There are a lot of funny things about the Block Plan, but I think one of the more peculiar ones are those 20 minute breaks some professors give you around 10:35. On a random Tuesday in December I had run into an issue during one of those breaks where the Wordle wasn’t cutting it and the Colorado Coffee breakfast burrito wasn’t calling my name like it usually does. I just needed something a little more fulfilling than Bon Appetite’s potato/egg/cheese combo or the New York Times’ silly little games, so to AXS I went. The funny thing about that app is some concerts are so far away, or too distant in the future, and some have already passed. Low and behold, though, on that uncharacteristically warm December day, there was a Dominic Fike ticket for the same night – there couldn’t have been any better use for those twenty minutes, honestly.
Ever-anxious that this choice wouldn’t be what I needed, I was soothed when the opener, Baird, came out wearing lizard masks playing music that was well worth the I-25 traffic, quick deterioration of the mid-afternoon warmth, and zero parking. Their music was reminiscent of Peach Pit, The Backseat Lovers, and had a way of making you feel like it was already May with full sun and good ice-cream. Their deep passion for music, beautiful voices, and creative crowd engagement put them well on the way to greatness, plus, they’ve recently shown up on my Discover Weekly—always a fun crossover.
As for the main act, Dominic Fike was just as amazing as you might think – five people passed out right before he came on, and some may say it was because they were dehydrated but I like to think it was in anticipation for what was to come. Looking reminiscent of a CC student, he came out wearing a chunky-knit sweater and baggy pants that the Arc could have produced on any good day. He opened with “West Coast Collective” and finished with “Phone Numbers,” both of which are great, of course, but I would argue that in between is where the magic was.
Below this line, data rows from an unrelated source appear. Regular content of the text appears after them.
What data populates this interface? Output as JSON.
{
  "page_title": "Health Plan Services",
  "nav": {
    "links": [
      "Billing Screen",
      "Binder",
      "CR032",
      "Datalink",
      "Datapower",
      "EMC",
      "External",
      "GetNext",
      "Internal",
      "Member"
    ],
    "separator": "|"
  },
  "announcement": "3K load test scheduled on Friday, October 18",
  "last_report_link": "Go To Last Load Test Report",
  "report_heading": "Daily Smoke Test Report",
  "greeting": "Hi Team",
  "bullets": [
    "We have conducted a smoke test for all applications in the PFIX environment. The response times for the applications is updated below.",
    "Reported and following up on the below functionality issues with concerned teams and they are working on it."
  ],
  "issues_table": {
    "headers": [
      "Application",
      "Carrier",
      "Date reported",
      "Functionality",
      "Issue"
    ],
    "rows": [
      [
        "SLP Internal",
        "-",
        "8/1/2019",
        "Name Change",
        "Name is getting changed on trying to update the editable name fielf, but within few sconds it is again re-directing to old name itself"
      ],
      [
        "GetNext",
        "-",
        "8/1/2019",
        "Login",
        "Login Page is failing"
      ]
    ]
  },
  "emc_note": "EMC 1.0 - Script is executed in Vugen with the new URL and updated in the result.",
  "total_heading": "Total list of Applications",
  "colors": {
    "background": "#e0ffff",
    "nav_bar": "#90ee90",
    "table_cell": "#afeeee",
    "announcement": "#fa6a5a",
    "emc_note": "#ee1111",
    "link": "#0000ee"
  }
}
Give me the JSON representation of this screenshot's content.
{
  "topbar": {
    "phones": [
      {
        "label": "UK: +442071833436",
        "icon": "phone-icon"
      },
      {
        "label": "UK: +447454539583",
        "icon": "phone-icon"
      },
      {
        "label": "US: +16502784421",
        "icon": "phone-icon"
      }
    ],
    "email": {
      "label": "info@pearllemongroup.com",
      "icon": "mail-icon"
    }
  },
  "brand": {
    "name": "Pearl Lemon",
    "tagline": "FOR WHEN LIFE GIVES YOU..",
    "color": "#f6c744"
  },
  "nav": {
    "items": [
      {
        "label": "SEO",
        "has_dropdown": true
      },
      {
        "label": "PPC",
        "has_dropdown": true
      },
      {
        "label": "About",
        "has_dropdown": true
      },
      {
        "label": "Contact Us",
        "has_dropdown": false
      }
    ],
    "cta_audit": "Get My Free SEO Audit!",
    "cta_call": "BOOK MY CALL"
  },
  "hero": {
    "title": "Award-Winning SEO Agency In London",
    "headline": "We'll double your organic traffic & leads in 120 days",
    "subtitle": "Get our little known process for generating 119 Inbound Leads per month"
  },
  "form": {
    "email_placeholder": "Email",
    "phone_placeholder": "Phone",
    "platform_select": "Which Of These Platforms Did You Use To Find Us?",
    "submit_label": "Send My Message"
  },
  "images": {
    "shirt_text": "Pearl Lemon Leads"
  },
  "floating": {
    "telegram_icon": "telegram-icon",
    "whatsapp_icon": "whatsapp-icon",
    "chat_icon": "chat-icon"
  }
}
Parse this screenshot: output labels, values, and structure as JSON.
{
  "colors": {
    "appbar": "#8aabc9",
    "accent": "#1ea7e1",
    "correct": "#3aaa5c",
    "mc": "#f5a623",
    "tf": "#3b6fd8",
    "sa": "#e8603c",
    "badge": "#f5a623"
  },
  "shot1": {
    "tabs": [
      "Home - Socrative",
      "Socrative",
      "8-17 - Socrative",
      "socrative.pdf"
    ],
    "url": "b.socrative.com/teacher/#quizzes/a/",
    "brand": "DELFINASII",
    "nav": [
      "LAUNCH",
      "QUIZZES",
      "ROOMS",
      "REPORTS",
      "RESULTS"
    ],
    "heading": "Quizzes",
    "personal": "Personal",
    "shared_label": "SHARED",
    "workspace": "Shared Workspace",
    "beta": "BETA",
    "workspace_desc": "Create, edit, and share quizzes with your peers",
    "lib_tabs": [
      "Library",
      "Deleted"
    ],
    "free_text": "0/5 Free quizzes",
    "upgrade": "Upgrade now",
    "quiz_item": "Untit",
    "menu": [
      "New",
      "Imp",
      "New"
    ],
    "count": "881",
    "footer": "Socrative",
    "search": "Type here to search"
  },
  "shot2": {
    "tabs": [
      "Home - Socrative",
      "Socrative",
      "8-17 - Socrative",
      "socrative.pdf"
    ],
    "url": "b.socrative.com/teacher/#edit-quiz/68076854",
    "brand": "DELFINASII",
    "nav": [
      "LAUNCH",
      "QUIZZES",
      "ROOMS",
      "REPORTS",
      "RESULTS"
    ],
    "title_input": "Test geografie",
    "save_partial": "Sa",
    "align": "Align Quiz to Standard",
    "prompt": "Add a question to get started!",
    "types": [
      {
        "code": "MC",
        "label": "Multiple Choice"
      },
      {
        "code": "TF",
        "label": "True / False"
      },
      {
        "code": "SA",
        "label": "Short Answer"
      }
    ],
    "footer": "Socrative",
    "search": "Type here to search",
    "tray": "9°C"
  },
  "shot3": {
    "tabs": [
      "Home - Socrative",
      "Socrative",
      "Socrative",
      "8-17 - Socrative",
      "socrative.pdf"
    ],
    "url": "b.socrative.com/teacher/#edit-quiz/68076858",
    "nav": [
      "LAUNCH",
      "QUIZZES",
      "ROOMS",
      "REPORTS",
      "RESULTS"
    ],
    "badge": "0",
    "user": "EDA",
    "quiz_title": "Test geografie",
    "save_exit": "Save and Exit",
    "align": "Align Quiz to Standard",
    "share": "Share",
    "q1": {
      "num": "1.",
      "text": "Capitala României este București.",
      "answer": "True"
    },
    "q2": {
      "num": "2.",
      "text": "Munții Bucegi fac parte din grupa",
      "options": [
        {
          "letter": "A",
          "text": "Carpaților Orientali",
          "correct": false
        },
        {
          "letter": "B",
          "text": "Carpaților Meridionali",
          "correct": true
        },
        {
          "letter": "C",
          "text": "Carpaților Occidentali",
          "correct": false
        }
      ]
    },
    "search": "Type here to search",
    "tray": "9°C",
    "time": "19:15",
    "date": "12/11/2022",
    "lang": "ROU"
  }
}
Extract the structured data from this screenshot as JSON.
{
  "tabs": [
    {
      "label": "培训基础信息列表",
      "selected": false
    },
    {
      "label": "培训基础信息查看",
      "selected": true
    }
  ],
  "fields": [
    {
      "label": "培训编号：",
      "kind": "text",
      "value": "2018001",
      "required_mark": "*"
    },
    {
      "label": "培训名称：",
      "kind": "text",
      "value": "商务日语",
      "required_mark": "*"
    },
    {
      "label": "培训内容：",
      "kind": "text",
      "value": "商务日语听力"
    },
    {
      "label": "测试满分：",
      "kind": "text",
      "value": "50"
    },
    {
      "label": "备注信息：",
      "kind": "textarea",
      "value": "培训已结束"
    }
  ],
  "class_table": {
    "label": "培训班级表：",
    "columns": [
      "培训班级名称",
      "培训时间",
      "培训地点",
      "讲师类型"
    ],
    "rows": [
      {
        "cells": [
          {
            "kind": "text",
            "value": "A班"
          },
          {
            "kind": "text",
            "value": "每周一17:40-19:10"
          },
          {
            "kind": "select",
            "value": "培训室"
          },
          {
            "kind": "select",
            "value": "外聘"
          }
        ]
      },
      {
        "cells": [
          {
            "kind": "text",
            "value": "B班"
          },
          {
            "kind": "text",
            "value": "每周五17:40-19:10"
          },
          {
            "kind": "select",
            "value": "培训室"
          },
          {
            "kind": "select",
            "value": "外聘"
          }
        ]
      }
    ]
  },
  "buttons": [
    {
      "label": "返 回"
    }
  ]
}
There was an acoustic version of “Acai Bowl” that brought me right back to the first summer I had listened to it — the one where my friends and I sat on that wobbly roof and shared music for the first time — and a preview of an unreleased song that made me feel like maybe college was going to be alright. But, really, what I found to be so compelling about this concert was the way that Dominic interacted with the crowd. When I took a moment to really pay attention to the way he would catch his breath or talk between songs, I found he was letting the crowd see that he was human, too—refreshing from an artist of his caliber.
He, too, requires coffee to finish his tasks. He, too, needs to sit down and take a breather. He, too, got stuck in endless traffic on I-70 because of the snow. It takes a good performer to put on a show, but it takes a great performer to become one with your audience and to relate to them as humans (not just as fans). While I could be endlessly happy just as a Dominic Fike fan, I left feeling like I got the chance to be his friend for those few hours.
It is safe to say that I was left satiated in a way that a 10:35 breakfast burrito couldn’t fathom, and I’m grateful my philosophy class took an extra long break that day. Whether you decide to buy your ticket months in advance or the morning of, you should probably carve out some time to be friends with Dominic Fike for a few hours – he is real.